Data records for software interfaces
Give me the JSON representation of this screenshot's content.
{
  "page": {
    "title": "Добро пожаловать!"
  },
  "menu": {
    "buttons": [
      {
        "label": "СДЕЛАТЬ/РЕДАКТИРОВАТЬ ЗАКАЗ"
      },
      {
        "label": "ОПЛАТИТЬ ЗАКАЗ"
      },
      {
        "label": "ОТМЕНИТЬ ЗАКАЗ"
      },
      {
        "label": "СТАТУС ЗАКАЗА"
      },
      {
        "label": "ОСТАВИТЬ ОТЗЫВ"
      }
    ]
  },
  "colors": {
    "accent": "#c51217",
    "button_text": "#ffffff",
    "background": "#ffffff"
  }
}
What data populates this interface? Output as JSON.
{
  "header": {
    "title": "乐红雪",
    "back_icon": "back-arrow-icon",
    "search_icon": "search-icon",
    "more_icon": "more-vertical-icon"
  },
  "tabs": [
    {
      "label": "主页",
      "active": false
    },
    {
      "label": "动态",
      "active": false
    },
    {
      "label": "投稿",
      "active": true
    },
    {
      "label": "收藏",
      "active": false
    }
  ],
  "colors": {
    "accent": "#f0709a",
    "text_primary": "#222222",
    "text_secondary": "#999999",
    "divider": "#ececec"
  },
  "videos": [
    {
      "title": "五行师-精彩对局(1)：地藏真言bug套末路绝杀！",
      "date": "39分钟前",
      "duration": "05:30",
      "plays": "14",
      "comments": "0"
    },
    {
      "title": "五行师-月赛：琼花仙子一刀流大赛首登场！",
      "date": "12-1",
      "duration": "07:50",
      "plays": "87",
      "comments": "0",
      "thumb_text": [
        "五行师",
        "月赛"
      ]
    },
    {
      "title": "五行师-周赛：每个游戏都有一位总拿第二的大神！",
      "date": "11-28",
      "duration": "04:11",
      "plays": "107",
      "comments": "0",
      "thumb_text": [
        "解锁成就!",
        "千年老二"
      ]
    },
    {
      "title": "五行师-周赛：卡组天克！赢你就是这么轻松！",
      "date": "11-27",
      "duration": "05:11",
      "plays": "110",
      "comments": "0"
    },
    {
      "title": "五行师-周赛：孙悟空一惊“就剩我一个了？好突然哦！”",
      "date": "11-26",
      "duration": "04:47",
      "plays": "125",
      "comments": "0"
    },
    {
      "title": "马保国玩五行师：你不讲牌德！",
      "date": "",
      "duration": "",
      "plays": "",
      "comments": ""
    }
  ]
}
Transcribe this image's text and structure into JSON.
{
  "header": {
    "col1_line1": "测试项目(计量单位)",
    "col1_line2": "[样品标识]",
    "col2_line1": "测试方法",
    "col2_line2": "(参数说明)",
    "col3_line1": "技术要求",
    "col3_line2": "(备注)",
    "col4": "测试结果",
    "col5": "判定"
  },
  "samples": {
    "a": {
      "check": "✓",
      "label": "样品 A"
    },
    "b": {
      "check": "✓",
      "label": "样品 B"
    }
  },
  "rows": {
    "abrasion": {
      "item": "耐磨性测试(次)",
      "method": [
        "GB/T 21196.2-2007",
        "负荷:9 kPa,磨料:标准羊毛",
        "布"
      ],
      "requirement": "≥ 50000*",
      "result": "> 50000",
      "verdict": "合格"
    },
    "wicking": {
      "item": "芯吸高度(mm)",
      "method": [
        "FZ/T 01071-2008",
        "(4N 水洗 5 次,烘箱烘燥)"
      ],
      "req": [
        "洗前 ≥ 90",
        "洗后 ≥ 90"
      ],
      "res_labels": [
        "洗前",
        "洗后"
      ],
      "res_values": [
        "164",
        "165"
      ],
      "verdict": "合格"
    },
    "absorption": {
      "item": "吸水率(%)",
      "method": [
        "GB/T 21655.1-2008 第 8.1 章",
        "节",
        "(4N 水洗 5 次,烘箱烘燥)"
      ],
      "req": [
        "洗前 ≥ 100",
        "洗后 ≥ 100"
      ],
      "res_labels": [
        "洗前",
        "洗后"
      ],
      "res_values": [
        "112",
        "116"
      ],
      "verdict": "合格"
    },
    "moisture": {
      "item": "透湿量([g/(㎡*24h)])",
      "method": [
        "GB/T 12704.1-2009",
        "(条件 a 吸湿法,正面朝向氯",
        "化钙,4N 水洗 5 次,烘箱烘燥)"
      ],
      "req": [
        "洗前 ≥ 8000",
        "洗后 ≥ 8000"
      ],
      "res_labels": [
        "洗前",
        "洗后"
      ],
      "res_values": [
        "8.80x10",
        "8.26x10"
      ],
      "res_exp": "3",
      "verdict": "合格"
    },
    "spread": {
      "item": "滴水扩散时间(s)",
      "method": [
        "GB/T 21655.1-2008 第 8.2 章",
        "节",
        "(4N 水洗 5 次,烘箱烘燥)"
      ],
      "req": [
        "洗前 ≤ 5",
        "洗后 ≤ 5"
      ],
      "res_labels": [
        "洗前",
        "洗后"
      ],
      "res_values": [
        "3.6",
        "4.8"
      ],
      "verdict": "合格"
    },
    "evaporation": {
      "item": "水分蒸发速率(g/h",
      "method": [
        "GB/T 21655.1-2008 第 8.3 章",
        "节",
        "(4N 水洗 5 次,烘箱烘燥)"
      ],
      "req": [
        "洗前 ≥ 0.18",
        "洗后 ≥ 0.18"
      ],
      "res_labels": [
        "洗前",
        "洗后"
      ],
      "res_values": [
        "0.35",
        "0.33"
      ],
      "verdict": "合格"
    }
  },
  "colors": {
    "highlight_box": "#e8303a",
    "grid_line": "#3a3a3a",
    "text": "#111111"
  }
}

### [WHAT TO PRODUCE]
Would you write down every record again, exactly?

### [RESULT FOR THIS TASK]
Give me the JSON representation of this screenshot's content.
{
  "page": {
    "title": "Добро пожаловать!"
  },
  "menu": {
    "buttons": [
      {
        "label": "СДЕЛАТЬ/РЕДАКТИРОВАТЬ ЗАКАЗ"
      },
      {
        "label": "ОПЛАТИТЬ ЗАКАЗ"
      },
      {
        "label": "ОТМЕНИТЬ ЗАКАЗ"
      },
      {
        "label": "СТАТУС ЗАКАЗА"
      },
      {
        "label": "ОСТАВИТЬ ОТЗЫВ"
      }
    ]
  },
  "colors": {
    "accent": "#c51217",
    "button_text": "#ffffff",
    "background": "#ffffff"
  }
}
What data populates this interface? Output as JSON.
{
  "header": {
    "title": "乐红雪",
    "back_icon": "back-arrow-icon",
    "search_icon": "search-icon",
    "more_icon": "more-vertical-icon"
  },
  "tabs": [
    {
      "label": "主页",
      "active": false
    },
    {
      "label": "动态",
      "active": false
    },
    {
      "label": "投稿",
      "active": true
    },
    {
      "label": "收藏",
      "active": false
    }
  ],
  "colors": {
    "accent": "#f0709a",
    "text_primary": "#222222",
    "text_secondary": "#999999",
    "divider": "#ececec"
  },
  "videos": [
    {
      "title": "五行师-精彩对局(1)：地藏真言bug套末路绝杀！",
      "date": "39分钟前",
      "duration": "05:30",
      "plays": "14",
      "comments": "0"
    },
    {
      "title": "五行师-月赛：琼花仙子一刀流大赛首登场！",
      "date": "12-1",
      "duration": "07:50",
      "plays": "87",
      "comments": "0",
      "thumb_text": [
        "五行师",
        "月赛"
      ]
    },
    {
      "title": "五行师-周赛：每个游戏都有一位总拿第二的大神！",
      "date": "11-28",
      "duration": "04:11",
      "plays": "107",
      "comments": "0",
      "thumb_text": [
        "解锁成就!",
        "千年老二"
      ]
    },
    {
      "title": "五行师-周赛：卡组天克！赢你就是这么轻松！",
      "date": "11-27",
      "duration": "05:11",
      "plays": "110",
      "comments": "0"
    },
    {
      "title": "五行师-周赛：孙悟空一惊“就剩我一个了？好突然哦！”",
      "date": "11-26",
      "duration": "04:47",
      "plays": "125",
      "comments": "0"
    },
    {
      "title": "马保国玩五行师：你不讲牌德！",
      "date": "",
      "duration": "",
      "plays": "",
      "comments": ""
    }
  ]
}
Transcribe this image's text and structure into JSON.
{
  "header": {
    "col1_line1": "测试项目(计量单位)",
    "col1_line2": "[样品标识]",
    "col2_line1": "测试方法",
    "col2_line2": "(参数说明)",
    "col3_line1": "技术要求",
    "col3_line2": "(备注)",
    "col4": "测试结果",
    "col5": "判定"
  },
  "samples": {
    "a": {
      "check": "✓",
      "label": "样品 A"
    },
    "b": {
      "check": "✓",
      "label": "样品 B"
    }
  },
  "rows": {
    "abrasion": {
      "item": "耐磨性测试(次)",
      "method": [
        "GB/T 21196.2-2007",
        "负荷:9 kPa,磨料:标准羊毛",
        "布"
      ],
      "requirement": "≥ 50000*",
      "result": "> 50000",
      "verdict": "合格"
    },
    "wicking": {
      "item": "芯吸高度(mm)",
      "method": [
        "FZ/T 01071-2008",
        "(4N 水洗 5 次,烘箱烘燥)"
      ],
      "req": [
        "洗前 ≥ 90",
        "洗后 ≥ 90"
      ],
      "res_labels": [
        "洗前",
        "洗后"
      ],
      "res_values": [
        "164",
        "165"
      ],
      "verdict": "合格"
    },
    "absorption": {
      "item": "吸水率(%)",
      "method": [
        "GB/T 21655.1-2008 第 8.1 章",
        "节",
        "(4N 水洗 5 次,烘箱烘燥)"
      ],
      "req": [
        "洗前 ≥ 100",
        "洗后 ≥ 100"
      ],
      "res_labels": [
        "洗前",
        "洗后"
      ],
      "res_values": [
        "112",
        "116"
      ],
      "verdict": "合格"
    },
    "moisture": {
      "item": "透湿量([g/(㎡*24h)])",
      "method": [
        "GB/T 12704.1-2009",
        "(条件 a 吸湿法,正面朝向氯",
        "化钙,4N 水洗 5 次,烘箱烘燥)"
      ],
      "req": [
        "洗前 ≥ 8000",
        "洗后 ≥ 8000"
      ],
      "res_labels": [
        "洗前",
        "洗后"
      ],
      "res_values": [
        "8.80x10",
        "8.26x10"
      ],
      "res_exp": "3",
      "verdict": "合格"
    },
    "spread": {
      "item": "滴水扩散时间(s)",
      "method": [
        "GB/T 21655.1-2008 第 8.2 章",
        "节",
        "(4N 水洗 5 次,烘箱烘燥)"
      ],
      "req": [
        "洗前 ≤ 5",
        "洗后 ≤ 5"
      ],
      "res_labels": [
        "洗前",
        "洗后"
      ],
      "res_values": [
        "3.6",
        "4.8"
      ],
      "verdict": "合格"
    },
    "evaporation": {
      "item": "水分蒸发速率(g/h",
      "method": [
        "GB/T 21655.1-2008 第 8.3 章",
        "节",
        "(4N 水洗 5 次,烘箱烘燥)"
      ],
      "req": [
        "洗前 ≥ 0.18",
        "洗后 ≥ 0.18"
      ],
      "res_labels": [
        "洗前",
        "洗后"
      ],
      "res_values": [
        "0.35",
        "0.33"
      ],
      "verdict": "合格"
    }
  },
  "colors": {
    "highlight_box": "#e8303a",
    "grid_line": "#3a3a3a",
    "text": "#111111"
  }
}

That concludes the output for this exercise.